▶ What the task requires:
In the records below, take the line containing "Extract the structured" and every line following it, and write them out exactly.

___ Available data ___

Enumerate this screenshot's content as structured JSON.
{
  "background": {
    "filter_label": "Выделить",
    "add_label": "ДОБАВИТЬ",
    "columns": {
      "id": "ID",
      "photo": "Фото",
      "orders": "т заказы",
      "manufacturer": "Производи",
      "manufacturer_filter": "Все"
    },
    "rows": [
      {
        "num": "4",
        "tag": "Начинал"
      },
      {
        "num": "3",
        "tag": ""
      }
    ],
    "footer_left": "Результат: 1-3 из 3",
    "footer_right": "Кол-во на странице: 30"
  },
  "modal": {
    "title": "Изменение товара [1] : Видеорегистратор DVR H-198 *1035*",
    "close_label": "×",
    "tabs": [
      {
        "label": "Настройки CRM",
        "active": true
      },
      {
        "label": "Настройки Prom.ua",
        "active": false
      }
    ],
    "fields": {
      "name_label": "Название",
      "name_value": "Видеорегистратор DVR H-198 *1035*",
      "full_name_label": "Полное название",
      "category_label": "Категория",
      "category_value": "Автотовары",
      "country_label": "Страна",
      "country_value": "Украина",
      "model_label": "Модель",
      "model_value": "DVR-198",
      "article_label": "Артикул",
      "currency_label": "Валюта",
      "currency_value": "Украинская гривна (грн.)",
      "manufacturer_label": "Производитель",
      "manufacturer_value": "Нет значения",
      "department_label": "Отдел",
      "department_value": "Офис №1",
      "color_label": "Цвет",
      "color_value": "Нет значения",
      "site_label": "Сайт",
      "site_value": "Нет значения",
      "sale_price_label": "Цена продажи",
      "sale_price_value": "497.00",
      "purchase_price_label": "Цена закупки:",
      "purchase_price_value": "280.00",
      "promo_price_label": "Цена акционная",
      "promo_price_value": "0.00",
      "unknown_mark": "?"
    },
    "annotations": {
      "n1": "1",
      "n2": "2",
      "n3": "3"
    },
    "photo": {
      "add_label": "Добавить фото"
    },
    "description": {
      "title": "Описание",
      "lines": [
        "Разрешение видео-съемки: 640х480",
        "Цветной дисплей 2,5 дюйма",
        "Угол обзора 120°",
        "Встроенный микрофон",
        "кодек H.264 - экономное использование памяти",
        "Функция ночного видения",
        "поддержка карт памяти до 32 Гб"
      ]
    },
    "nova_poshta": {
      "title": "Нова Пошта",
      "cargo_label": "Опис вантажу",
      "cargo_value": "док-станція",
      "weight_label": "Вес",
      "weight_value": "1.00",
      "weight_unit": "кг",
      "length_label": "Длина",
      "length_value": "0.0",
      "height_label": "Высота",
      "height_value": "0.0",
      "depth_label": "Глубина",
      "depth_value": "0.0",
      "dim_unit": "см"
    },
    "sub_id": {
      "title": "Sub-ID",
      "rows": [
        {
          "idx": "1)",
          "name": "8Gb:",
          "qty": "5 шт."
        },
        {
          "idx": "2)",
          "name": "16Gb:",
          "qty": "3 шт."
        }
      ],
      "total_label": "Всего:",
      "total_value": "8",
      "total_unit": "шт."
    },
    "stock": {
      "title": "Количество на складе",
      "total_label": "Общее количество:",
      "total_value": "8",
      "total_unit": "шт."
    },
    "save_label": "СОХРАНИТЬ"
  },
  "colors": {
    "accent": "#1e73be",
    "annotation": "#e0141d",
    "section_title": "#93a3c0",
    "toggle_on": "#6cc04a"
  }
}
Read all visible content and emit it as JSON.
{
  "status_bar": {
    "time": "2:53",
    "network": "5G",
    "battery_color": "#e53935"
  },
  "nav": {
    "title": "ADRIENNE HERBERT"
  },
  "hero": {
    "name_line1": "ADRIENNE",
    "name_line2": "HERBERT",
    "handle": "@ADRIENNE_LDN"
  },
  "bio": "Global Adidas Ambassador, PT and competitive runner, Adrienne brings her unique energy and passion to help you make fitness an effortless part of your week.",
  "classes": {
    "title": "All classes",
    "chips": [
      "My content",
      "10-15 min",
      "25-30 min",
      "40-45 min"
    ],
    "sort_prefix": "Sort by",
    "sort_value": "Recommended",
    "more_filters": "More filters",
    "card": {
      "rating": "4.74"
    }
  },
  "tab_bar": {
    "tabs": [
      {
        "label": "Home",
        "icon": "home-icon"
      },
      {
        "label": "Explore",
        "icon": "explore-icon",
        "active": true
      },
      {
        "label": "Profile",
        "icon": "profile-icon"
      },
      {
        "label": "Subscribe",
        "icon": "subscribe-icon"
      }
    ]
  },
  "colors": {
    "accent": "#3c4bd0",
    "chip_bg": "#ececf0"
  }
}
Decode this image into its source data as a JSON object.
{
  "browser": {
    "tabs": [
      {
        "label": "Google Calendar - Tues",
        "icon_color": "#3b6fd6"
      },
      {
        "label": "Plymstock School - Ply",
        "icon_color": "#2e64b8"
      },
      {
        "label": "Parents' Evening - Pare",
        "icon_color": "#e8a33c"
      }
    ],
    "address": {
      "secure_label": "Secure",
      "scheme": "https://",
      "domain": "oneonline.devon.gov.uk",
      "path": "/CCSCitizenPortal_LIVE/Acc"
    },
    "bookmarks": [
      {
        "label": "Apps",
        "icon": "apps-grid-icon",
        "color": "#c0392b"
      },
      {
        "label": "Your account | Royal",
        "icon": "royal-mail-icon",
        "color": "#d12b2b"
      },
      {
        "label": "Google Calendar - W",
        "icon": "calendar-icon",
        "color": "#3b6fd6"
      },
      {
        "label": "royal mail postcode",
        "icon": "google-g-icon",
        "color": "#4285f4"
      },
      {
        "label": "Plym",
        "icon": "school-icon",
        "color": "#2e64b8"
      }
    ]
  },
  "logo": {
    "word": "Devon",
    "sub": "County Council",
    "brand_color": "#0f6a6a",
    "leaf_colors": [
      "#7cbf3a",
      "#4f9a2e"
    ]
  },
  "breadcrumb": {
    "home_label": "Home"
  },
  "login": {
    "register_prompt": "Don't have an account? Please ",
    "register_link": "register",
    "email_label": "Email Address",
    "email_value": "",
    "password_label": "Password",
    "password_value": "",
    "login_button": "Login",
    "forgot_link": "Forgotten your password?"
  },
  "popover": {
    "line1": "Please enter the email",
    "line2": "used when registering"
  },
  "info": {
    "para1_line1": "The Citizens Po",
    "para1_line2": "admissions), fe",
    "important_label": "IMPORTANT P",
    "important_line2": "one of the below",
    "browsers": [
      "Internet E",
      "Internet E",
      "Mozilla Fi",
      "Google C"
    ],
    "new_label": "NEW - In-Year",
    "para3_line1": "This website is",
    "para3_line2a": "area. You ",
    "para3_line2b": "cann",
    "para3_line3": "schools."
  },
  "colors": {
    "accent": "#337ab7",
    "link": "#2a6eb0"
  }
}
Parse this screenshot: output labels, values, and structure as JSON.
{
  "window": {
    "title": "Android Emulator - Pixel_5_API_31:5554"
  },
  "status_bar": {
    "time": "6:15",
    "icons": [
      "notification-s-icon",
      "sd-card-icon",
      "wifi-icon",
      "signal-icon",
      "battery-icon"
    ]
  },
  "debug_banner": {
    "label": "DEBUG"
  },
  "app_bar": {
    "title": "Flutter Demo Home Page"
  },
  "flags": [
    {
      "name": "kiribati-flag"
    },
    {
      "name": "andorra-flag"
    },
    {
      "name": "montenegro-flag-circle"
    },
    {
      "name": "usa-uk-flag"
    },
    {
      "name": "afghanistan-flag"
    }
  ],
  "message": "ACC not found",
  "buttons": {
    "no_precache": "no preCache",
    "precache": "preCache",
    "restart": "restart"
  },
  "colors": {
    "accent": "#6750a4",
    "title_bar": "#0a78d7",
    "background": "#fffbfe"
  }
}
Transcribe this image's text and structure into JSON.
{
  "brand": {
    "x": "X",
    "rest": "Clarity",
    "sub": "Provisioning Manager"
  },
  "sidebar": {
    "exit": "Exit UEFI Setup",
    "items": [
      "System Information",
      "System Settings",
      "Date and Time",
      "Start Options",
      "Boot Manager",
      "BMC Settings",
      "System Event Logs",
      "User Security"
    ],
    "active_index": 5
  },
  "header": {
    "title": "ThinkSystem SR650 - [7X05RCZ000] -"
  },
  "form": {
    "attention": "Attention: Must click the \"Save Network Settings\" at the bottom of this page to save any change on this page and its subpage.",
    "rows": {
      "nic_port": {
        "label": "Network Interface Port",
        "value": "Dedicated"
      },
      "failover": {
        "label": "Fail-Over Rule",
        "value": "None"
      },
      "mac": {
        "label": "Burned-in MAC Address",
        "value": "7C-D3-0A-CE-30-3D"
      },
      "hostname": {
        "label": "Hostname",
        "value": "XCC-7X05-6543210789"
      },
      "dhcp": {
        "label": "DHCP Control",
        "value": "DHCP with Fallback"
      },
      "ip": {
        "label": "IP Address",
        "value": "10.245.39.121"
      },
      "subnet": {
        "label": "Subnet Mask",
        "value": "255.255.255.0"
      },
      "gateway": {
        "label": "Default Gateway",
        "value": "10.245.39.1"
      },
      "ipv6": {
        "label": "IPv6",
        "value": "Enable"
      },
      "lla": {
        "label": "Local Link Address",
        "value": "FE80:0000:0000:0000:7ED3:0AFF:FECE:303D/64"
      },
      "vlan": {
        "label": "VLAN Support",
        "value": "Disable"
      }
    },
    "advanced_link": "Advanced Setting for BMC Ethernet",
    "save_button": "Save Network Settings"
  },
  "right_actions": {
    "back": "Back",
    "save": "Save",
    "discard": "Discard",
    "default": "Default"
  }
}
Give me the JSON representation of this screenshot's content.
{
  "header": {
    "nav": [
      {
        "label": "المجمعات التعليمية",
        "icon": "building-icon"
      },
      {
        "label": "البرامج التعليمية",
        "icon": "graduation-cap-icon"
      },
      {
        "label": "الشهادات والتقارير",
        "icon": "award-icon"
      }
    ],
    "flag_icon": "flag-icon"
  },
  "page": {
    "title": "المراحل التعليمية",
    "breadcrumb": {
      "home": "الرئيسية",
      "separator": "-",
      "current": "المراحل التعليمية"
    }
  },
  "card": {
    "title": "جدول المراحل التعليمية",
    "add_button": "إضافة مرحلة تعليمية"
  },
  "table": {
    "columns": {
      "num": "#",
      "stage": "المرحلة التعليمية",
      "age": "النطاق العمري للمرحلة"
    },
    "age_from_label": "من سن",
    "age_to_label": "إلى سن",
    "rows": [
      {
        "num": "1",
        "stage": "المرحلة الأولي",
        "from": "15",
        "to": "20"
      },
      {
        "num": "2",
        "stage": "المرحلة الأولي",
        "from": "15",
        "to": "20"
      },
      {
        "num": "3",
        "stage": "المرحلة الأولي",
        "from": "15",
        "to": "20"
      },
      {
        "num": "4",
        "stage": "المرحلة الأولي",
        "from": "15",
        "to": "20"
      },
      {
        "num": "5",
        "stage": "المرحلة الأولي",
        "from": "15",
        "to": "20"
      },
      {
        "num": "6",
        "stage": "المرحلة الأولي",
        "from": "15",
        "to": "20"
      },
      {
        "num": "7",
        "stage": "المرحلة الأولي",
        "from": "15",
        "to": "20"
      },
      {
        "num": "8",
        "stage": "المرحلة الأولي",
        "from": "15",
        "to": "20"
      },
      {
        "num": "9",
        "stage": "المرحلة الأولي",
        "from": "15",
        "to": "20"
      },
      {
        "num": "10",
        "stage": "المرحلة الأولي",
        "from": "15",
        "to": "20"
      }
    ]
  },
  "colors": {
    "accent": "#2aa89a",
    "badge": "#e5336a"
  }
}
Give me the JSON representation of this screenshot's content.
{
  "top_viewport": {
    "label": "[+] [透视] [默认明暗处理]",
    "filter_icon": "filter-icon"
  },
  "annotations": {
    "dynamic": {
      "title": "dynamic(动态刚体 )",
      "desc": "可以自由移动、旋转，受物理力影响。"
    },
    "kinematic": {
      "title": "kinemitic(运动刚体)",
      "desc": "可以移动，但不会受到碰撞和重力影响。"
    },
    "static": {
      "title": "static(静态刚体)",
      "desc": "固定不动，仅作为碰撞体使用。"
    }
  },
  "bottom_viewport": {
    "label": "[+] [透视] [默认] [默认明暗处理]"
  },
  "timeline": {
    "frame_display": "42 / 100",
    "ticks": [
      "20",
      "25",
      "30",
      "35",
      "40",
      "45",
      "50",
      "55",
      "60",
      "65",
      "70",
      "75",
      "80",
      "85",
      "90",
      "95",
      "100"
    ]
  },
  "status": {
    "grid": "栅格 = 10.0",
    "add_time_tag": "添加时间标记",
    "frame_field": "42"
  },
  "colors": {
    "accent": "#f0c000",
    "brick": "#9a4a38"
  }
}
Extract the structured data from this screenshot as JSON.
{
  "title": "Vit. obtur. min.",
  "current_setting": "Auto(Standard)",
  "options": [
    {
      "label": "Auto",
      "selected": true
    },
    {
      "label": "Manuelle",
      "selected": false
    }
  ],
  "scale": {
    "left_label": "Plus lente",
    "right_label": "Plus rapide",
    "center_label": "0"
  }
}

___

▶ Expected output:
Extract the structured data from this screenshot as JSON.
{
  "title": "Vit. obtur. min.",
  "current_setting": "Auto(Standard)",
  "options": [
    {
      "label": "Auto",
      "selected": true
    },
    {
      "label": "Manuelle",
      "selected": false
    }
  ],
  "scale": {
    "left_label": "Plus lente",
    "right_label": "Plus rapide",
    "center_label": "0"
  }
}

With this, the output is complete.